Instructions to follow:
Across the entries below, how many lines contain the string "title"? Give only the count.

╔══

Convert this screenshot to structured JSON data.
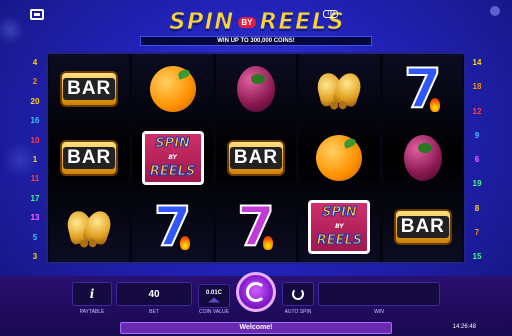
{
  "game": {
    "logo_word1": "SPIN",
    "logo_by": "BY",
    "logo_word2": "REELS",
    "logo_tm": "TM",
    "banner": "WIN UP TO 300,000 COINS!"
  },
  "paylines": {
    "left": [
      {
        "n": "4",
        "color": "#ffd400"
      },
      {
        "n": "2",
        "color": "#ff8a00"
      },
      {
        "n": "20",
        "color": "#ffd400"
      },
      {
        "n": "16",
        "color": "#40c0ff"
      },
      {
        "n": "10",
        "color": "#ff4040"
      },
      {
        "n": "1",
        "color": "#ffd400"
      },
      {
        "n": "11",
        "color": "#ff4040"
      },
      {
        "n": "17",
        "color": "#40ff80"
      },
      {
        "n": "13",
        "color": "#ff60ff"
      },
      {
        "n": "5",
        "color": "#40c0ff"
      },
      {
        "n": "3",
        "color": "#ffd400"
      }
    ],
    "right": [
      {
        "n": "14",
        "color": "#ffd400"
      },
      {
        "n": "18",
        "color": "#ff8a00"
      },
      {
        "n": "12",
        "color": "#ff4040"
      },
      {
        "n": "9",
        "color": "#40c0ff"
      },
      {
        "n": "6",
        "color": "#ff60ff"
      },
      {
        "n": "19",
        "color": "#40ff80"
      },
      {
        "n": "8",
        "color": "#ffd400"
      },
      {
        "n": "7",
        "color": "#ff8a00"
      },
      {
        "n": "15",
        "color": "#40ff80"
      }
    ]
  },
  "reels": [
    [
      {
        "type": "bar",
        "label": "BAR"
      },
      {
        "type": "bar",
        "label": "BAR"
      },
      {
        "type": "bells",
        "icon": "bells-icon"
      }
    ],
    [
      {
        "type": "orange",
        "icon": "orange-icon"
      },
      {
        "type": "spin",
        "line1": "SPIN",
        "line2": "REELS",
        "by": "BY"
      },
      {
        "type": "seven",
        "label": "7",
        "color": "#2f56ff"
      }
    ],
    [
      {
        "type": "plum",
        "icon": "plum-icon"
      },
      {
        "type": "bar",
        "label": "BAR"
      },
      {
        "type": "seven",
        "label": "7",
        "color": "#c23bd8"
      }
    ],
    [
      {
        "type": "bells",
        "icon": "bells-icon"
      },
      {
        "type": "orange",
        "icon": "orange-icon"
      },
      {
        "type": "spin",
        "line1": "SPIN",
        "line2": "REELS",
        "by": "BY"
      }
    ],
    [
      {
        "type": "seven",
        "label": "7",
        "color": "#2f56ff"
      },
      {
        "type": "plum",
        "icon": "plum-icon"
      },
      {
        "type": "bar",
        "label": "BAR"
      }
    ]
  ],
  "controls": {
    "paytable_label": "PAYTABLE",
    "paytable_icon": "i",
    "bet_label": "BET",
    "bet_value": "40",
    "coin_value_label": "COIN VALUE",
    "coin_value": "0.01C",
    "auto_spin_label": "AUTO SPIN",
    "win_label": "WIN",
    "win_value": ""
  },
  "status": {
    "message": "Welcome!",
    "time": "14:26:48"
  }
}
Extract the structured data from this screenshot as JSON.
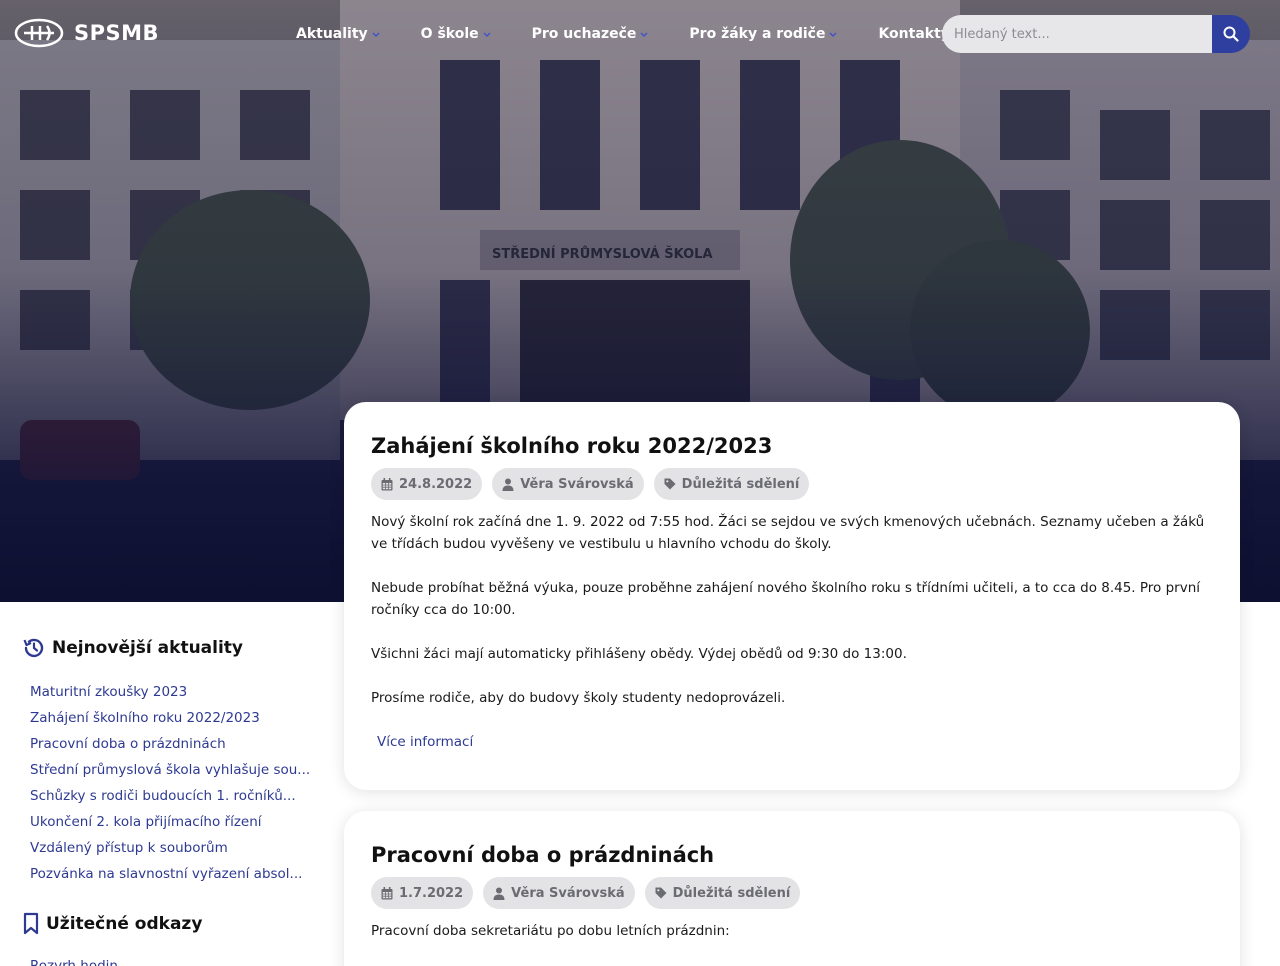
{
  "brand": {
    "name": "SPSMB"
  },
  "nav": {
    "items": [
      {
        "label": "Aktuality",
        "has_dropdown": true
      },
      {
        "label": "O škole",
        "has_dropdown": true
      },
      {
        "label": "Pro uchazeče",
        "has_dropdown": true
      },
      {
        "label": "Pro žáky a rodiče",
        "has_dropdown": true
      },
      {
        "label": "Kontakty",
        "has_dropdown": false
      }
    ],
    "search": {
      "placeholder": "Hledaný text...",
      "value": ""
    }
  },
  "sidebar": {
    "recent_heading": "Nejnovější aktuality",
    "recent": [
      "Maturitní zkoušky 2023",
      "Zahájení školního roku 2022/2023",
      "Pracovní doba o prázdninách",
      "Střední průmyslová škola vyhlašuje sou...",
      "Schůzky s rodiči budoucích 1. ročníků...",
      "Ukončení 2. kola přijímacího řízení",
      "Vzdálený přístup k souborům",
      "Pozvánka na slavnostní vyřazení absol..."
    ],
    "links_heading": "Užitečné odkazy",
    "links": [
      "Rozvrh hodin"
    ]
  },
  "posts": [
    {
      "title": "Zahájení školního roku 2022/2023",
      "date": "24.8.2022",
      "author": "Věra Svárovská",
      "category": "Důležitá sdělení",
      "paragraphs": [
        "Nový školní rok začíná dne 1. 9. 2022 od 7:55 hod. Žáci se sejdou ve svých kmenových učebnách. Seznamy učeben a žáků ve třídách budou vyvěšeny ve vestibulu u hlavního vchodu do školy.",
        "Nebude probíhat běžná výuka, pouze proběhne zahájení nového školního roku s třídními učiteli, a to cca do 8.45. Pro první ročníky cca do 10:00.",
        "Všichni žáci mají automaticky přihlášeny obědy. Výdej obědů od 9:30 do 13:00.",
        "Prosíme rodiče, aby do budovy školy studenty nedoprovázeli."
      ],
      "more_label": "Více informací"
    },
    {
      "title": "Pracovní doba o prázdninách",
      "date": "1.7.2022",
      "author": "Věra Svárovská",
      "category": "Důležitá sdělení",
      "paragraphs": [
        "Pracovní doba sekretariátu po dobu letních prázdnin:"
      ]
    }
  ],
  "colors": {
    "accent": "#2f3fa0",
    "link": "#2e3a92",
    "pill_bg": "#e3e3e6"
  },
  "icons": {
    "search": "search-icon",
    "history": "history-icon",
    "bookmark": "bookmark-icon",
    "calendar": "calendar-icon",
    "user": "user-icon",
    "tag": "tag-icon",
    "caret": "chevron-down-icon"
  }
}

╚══
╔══

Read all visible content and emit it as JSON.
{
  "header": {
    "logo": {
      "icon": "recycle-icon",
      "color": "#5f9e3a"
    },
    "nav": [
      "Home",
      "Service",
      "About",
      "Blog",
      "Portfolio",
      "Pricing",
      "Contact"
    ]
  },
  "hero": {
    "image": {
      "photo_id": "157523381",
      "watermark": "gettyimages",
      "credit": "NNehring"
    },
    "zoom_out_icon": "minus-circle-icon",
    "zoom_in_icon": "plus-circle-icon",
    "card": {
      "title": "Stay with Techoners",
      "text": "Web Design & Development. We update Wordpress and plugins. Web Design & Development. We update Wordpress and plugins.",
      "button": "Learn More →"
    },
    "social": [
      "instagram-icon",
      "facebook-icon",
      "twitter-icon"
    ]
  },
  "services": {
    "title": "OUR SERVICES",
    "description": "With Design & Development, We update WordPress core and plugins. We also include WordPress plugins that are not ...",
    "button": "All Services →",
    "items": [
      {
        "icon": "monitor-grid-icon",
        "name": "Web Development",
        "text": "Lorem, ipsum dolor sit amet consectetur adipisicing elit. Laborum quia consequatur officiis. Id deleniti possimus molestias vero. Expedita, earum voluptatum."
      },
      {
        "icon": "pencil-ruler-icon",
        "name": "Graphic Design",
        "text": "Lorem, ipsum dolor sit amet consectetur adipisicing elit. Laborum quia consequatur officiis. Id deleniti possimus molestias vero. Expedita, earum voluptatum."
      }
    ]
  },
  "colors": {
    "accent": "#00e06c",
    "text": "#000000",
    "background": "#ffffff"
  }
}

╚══

Answer section:
4